The carriers responded [PDF] at the time with a scheme fundamentally of the form it exists in now. In particular, they copied the Banking Industry Ombudsman model of a Board made up of industry representatives and a Council of consumers and industry.
Legislation passed in 1997 subsequently required all carriers and service providers to be members of the scheme, but otherwise did not interfere in the arrangements of the scheme. Under the TIO's original constitution, the Federal Minister for Consumer Affairs had to be advised of certain appointments, but due to the non-responsiveness of various Ministers, this requirement was deleted.

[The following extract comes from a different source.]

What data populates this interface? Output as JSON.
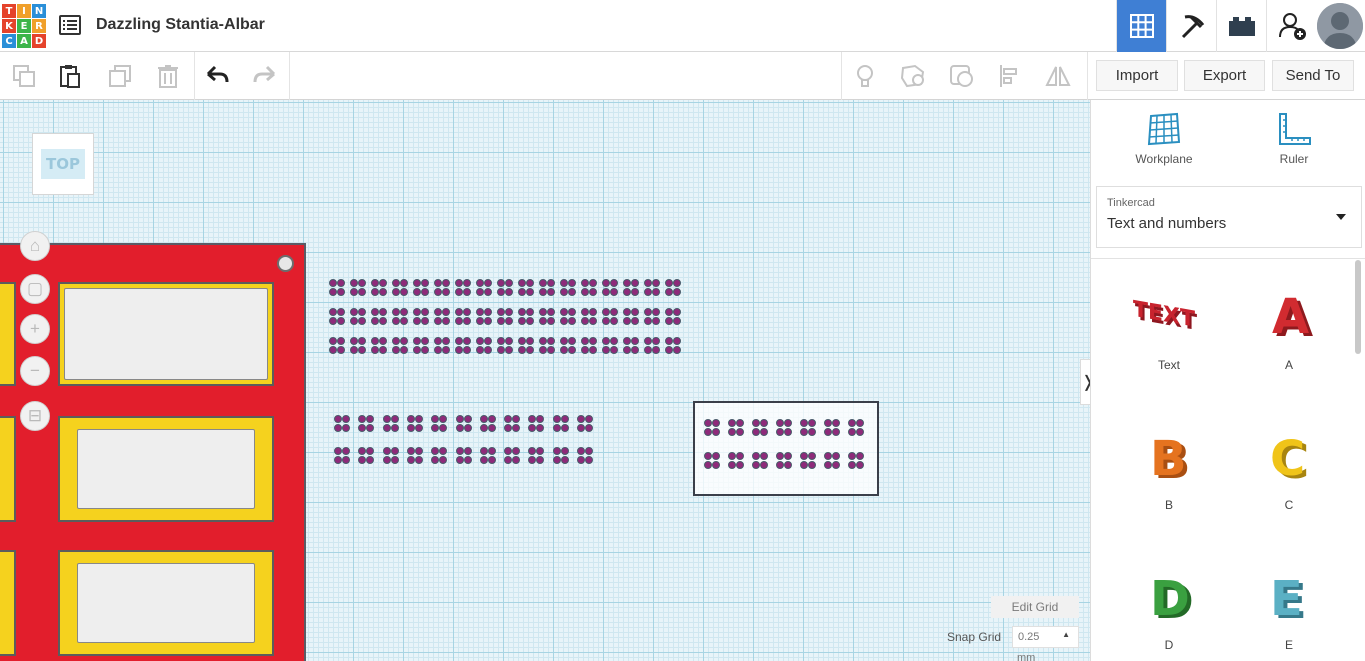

This dual governance structure has not only been criticised by ACCAN, but in a submission by former holders of the position of industry Ombudsman. The last two appointed Ombudsman, John Pinnock and Deirdre O'Donnell, have been joined by Simon Cleary (a Deputy Ombudsman who also acted as Ombudsman) in a submission that said that reforming the governance model would provide better protection of the independence of the Ombudsman, greater efficiency and effectiveness (given the time the Ombudsman spends in serving two masters) and because a single governing body is now industry ombudsman best practice.
The telecommunications industry position seems to be that they are unhappy with the outcomes of the scheme, while consumers seem to be unhappy that the scheme is "controlled" by industry.
Take a step back and consider that the industry is unhappy with a scheme that they, not consumers, control. Strange.
More significantly, is any of this really a problem for consumers? Consumers just want their issues resolved, and the popularity of complaining to the TIO seems to reflect consumer acceptance of this route.
Ultimately, the telecommunications industry simply needs to get better at resolving complaints internally.
Secondly if there is an issue with the governance of the scheme, then industry needs to work to have that reviewed. As it stands, the only review in train was commissioned by ACCAN.
That research - by John Wood of Baljurda Consulting - was briefly reported on at the ACCAN Research Linkage forum this week. His recommendations include support for both the need to ensure service providers have been given adequate opportunity to resolve complaints first, and the need to reform the governance structure.
Issues of governance are not always as clear cut as they seem. The submission from the three previous TIOs makes it clear that the industry "representatives" who make up the Board often adopt positions determined by their constituent firms. This ignores the strict legal responsibility that when performing their duties as a Director, their only obligation is to the TIO scheme.
It might be thought that solutions can be found by choosing "independent" directors. A Schumpter column in The Economist recently referred to research into financial firms during the GFC that showed that firms with more independent boards and institutional ownership experienced larger losses during the crisis, and that firms with more institutional ownership took more risk before the crisis.
So independence proved no guarantee of better quality.
The governance issue may be resolved by either collapsing the two governing bodies into one, or by changing the position so that Board members are all elected by the membership of the scheme, but that no Director is to be an existing employee of a member firm.
The schemes itself could consider varying the scope of potential members and the scope of services it might address.
It seems abundantly clear that the industry that created the scheme either needs to exercise its responsibility to review it in such a way that all the criticisms are resolved, or the Federal Government will need to include the future of Ombudsman arrangements under its forthcoming Convergence Review.
If the latter outcome occurs, the industry should not be surprised if a new scheme does not serve their best interests.